*SOURCE DATA*
========

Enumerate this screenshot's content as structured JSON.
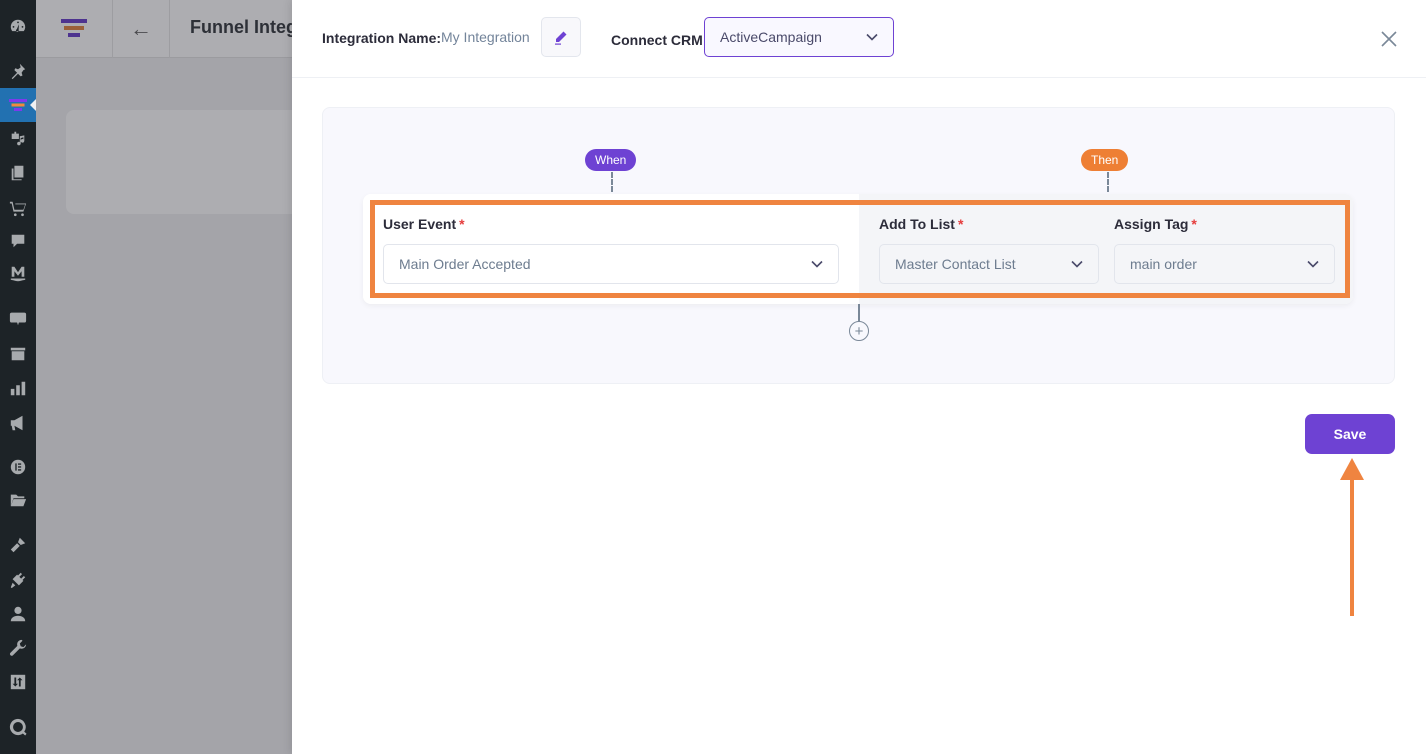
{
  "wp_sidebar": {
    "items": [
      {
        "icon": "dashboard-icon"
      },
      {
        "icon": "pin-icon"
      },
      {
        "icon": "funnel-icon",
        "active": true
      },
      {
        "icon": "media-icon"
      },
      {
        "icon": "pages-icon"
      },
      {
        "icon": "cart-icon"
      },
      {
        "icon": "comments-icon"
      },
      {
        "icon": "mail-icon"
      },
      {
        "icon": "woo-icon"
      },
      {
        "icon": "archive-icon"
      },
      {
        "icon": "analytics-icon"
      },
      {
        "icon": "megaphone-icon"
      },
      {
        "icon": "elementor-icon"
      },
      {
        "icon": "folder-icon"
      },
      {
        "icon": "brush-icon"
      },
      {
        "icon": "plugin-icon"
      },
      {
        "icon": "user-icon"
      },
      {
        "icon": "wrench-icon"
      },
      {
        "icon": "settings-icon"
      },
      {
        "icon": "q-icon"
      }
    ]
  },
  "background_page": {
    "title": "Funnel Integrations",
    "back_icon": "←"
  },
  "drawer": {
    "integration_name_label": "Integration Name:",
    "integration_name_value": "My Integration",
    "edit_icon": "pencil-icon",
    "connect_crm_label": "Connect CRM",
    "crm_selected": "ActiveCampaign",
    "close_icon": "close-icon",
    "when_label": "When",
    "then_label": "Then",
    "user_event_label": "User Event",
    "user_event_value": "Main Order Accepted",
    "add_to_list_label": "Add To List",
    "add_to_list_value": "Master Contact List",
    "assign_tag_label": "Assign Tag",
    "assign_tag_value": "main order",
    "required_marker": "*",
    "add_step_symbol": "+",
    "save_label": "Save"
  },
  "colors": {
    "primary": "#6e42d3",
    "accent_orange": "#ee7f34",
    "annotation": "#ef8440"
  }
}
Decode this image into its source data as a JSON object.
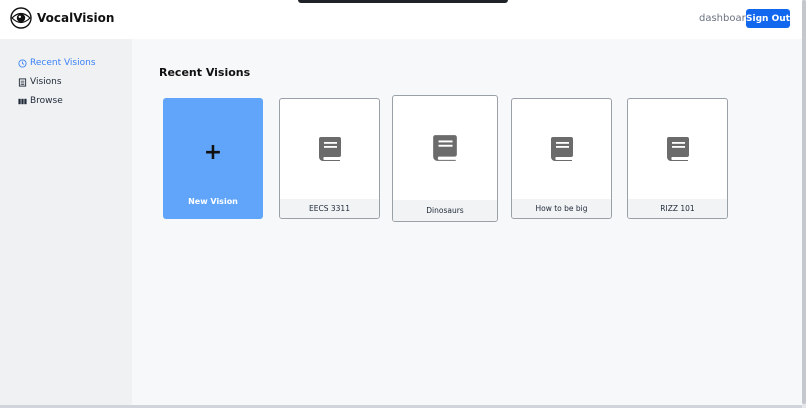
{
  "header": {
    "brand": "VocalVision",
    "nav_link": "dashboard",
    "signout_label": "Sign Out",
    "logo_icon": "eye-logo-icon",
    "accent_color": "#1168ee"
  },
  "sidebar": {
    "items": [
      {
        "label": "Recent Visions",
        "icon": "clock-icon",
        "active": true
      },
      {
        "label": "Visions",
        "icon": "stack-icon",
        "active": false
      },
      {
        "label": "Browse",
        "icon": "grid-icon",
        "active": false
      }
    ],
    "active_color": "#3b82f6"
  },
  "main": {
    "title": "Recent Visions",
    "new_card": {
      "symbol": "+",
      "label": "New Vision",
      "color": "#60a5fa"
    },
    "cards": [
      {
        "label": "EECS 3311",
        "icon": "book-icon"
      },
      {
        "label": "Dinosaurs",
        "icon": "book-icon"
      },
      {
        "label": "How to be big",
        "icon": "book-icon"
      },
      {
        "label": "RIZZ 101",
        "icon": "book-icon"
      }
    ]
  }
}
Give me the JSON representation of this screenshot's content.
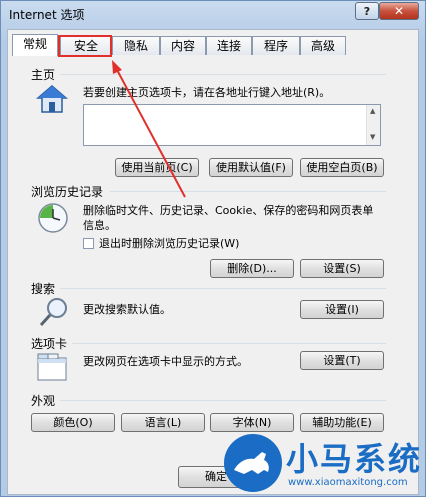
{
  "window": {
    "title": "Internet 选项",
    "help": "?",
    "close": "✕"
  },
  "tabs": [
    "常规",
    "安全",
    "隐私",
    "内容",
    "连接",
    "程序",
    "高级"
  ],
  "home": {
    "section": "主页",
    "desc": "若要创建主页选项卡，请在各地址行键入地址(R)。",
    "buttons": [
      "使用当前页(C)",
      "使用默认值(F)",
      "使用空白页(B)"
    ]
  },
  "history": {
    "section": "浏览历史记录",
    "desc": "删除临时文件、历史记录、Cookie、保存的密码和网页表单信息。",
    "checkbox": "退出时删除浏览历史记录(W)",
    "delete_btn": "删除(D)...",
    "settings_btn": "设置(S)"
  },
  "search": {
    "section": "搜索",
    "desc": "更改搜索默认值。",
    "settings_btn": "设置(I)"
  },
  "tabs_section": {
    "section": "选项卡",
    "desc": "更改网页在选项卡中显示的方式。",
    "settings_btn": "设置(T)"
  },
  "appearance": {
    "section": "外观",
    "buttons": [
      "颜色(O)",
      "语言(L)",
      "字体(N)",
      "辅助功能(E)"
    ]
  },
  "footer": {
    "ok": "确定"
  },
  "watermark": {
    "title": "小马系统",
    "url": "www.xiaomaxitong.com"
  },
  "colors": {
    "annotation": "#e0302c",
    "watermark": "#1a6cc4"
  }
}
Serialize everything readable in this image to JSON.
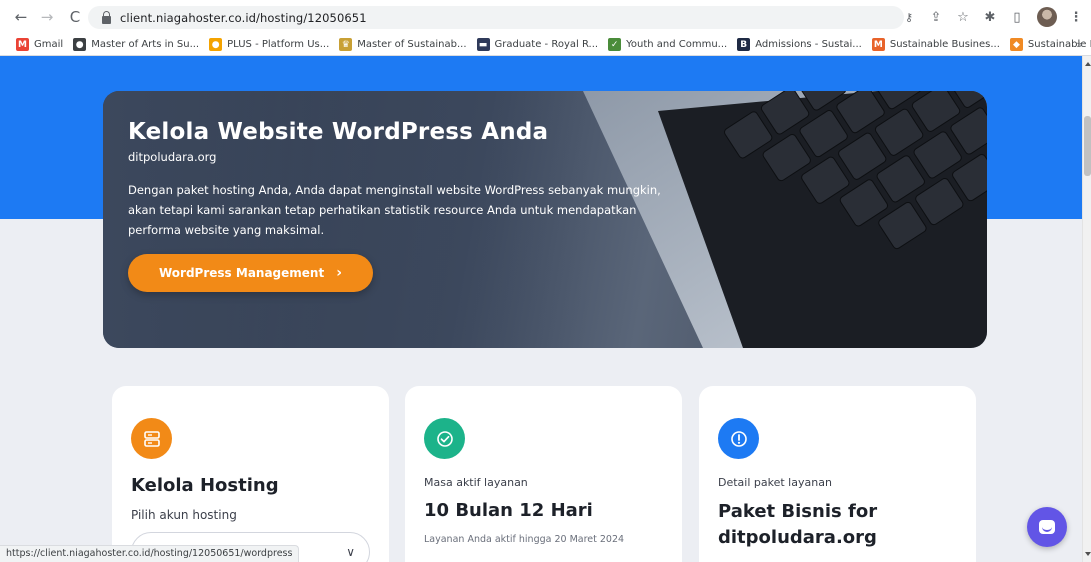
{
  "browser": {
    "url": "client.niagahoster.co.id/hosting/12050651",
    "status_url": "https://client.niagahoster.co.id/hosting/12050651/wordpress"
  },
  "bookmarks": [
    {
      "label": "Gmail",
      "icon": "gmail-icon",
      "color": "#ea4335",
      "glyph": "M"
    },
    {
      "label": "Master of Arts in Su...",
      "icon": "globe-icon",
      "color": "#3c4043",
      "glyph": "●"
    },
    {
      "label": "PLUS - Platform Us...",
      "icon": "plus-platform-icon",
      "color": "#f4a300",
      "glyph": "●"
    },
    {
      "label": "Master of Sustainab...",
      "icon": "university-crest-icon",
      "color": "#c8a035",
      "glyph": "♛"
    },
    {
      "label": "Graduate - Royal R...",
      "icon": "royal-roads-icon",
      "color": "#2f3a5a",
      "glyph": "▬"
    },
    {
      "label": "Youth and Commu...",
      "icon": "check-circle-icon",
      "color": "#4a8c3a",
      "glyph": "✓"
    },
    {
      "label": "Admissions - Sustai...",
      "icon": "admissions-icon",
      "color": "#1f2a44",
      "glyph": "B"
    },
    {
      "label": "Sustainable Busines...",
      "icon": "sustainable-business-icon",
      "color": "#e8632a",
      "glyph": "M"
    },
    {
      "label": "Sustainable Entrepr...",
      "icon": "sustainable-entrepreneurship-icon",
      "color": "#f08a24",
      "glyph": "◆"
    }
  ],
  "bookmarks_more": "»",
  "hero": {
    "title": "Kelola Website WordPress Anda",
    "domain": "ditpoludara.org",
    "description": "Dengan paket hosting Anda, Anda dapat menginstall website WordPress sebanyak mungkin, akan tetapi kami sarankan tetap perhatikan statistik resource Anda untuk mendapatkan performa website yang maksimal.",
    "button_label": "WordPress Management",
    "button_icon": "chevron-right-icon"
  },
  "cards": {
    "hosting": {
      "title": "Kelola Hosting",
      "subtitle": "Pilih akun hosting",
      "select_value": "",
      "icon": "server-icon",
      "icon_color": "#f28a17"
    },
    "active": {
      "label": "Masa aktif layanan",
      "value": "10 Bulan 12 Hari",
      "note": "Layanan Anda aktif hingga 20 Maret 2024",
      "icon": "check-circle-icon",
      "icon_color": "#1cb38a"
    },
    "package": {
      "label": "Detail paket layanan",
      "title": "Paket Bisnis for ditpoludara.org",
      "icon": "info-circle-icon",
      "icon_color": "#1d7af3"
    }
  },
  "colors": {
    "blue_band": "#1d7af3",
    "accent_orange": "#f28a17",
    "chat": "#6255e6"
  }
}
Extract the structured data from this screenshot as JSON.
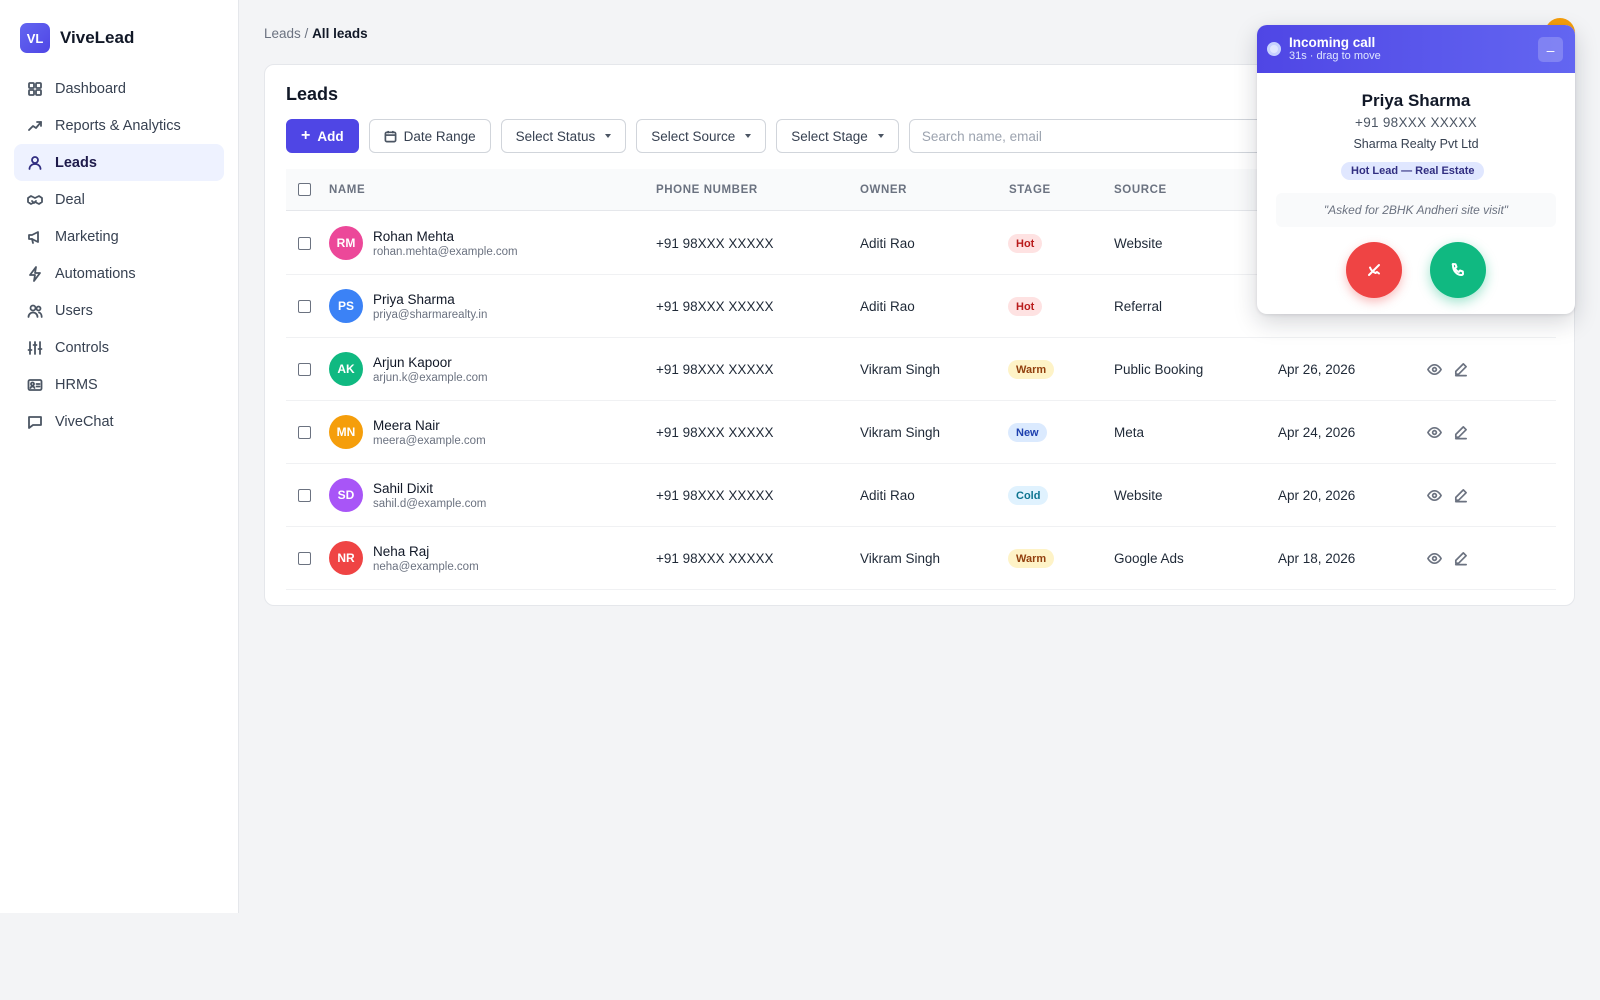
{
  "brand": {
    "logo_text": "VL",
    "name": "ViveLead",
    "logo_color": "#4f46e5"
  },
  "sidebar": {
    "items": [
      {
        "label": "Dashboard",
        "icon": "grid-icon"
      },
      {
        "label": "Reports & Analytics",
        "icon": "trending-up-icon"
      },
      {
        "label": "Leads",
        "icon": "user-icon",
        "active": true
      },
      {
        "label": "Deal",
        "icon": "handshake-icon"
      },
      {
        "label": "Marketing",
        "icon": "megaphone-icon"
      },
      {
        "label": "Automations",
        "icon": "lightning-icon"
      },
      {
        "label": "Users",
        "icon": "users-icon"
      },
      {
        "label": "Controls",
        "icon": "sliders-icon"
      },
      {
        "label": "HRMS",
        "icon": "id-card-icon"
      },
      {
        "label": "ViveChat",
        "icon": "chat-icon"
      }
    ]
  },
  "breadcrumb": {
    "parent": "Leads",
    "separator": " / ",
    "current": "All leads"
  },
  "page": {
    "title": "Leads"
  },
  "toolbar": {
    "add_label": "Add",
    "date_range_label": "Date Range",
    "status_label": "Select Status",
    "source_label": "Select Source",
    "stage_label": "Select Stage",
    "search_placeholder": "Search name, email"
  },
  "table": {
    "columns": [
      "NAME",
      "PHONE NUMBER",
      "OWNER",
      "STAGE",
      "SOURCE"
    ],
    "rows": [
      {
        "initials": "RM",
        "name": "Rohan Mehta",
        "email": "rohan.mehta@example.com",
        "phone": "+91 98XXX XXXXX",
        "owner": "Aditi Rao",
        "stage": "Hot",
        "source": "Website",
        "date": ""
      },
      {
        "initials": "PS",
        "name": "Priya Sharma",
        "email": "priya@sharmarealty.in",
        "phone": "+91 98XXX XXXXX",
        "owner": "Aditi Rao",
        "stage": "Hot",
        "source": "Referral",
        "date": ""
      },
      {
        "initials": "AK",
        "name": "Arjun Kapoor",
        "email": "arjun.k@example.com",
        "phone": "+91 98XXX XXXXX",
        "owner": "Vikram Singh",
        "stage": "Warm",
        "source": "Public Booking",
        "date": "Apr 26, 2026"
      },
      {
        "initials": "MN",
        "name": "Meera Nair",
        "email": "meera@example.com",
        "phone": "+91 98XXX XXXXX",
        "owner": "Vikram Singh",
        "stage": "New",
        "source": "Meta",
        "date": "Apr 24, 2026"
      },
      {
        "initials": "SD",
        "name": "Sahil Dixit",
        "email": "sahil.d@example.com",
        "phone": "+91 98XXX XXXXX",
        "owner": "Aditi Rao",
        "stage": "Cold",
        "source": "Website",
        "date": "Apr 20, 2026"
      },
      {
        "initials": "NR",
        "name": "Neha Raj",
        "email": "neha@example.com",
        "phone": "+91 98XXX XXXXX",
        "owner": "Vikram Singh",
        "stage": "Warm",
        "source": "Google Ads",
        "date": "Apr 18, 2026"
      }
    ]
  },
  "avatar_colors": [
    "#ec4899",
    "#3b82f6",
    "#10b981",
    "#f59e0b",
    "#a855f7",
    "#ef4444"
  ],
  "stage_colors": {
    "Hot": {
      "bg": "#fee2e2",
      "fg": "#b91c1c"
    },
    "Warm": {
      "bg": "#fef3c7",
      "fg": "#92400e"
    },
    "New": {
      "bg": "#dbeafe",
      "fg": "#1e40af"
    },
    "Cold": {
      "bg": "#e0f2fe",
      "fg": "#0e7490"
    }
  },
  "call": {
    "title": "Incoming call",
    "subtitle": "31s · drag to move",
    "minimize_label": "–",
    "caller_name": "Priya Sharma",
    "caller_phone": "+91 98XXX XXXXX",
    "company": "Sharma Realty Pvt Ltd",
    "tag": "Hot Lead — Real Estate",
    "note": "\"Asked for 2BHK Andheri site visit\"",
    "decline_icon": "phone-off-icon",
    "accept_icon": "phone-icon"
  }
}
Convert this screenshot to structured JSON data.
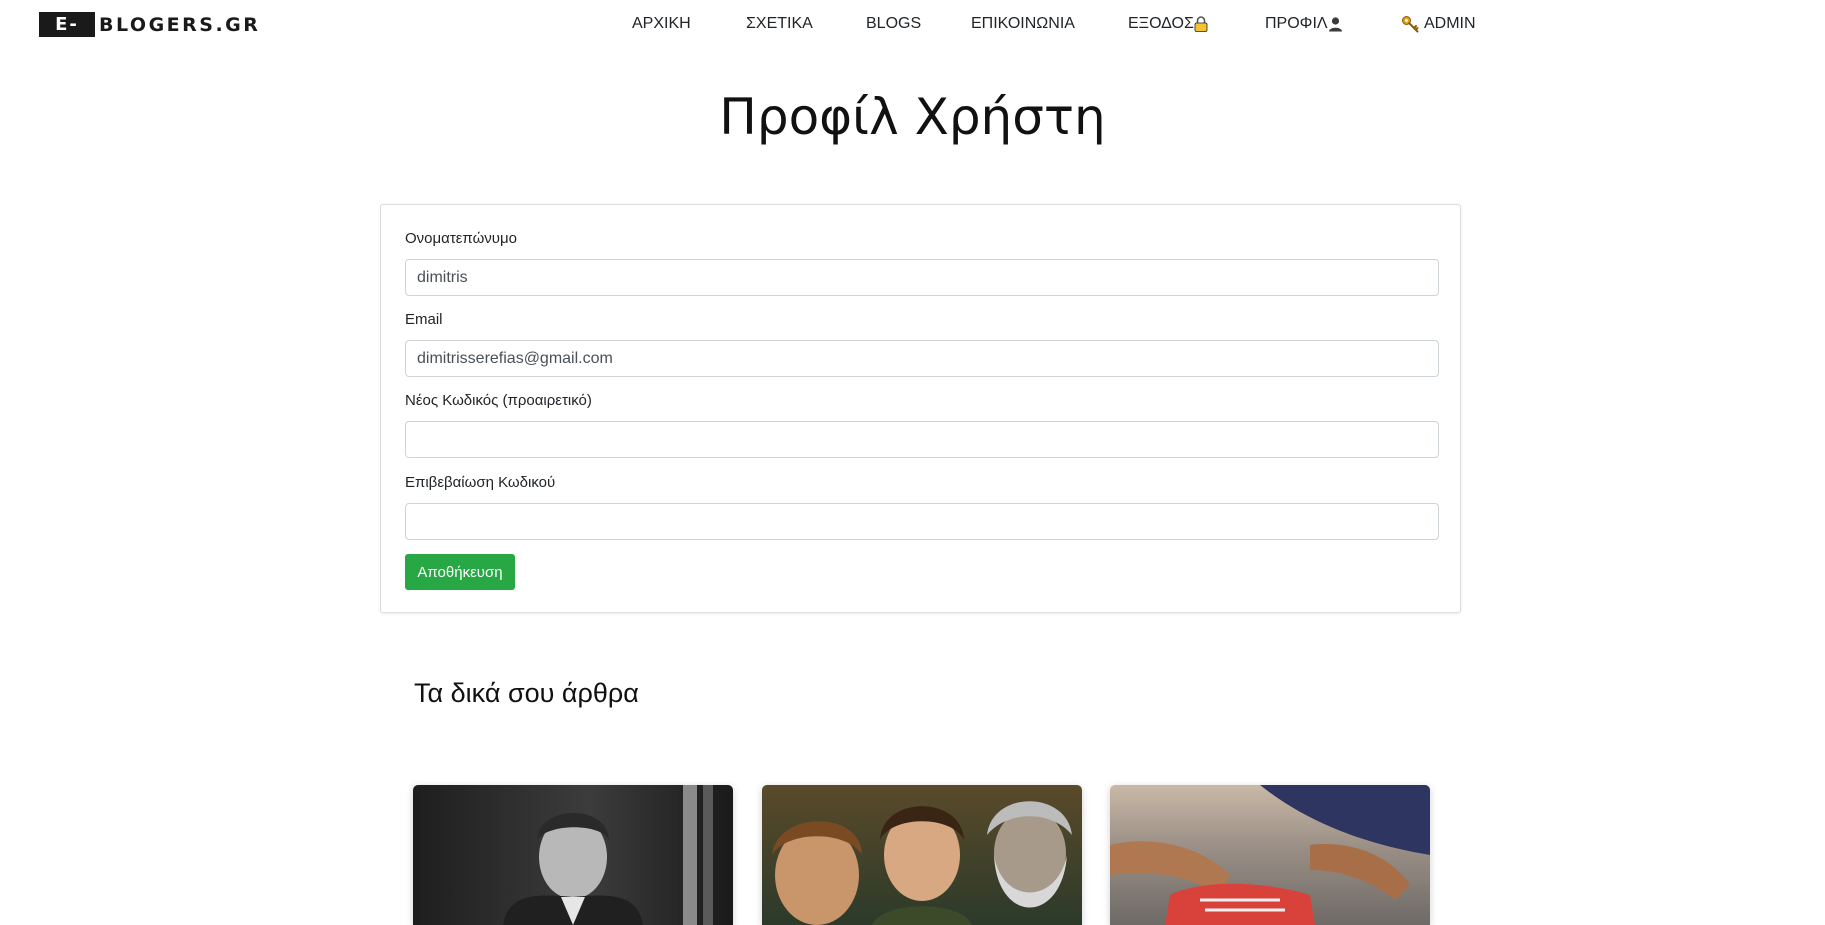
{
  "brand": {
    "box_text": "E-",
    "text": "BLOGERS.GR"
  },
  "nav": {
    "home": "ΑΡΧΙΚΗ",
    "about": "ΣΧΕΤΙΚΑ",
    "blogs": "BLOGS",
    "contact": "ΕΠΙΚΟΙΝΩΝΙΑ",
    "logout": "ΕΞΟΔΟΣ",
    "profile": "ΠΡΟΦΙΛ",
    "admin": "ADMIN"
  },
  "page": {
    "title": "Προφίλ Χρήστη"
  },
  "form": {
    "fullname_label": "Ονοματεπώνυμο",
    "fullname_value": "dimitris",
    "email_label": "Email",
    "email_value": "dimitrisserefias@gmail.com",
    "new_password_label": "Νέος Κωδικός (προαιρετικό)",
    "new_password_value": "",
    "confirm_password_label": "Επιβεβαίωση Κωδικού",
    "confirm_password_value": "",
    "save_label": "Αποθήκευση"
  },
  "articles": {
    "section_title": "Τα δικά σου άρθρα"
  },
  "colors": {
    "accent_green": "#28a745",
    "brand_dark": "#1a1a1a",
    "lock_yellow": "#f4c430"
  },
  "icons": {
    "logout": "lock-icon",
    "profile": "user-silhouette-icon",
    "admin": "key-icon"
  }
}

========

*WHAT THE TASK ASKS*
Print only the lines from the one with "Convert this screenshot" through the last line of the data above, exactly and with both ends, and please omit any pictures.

*RESPONSE TO THE EXERCISE*
Convert this screenshot to structured JSON data.
{
  "brand": {
    "box_text": "E-",
    "text": "BLOGERS.GR"
  },
  "nav": {
    "home": "ΑΡΧΙΚΗ",
    "about": "ΣΧΕΤΙΚΑ",
    "blogs": "BLOGS",
    "contact": "ΕΠΙΚΟΙΝΩΝΙΑ",
    "logout": "ΕΞΟΔΟΣ",
    "profile": "ΠΡΟΦΙΛ",
    "admin": "ADMIN"
  },
  "page": {
    "title": "Προφίλ Χρήστη"
  },
  "form": {
    "fullname_label": "Ονοματεπώνυμο",
    "fullname_value": "dimitris",
    "email_label": "Email",
    "email_value": "dimitrisserefias@gmail.com",
    "new_password_label": "Νέος Κωδικός (προαιρετικό)",
    "new_password_value": "",
    "confirm_password_label": "Επιβεβαίωση Κωδικού",
    "confirm_password_value": "",
    "save_label": "Αποθήκευση"
  },
  "articles": {
    "section_title": "Τα δικά σου άρθρα"
  },
  "colors": {
    "accent_green": "#28a745",
    "brand_dark": "#1a1a1a",
    "lock_yellow": "#f4c430"
  },
  "icons": {
    "logout": "lock-icon",
    "profile": "user-silhouette-icon",
    "admin": "key-icon"
  }
}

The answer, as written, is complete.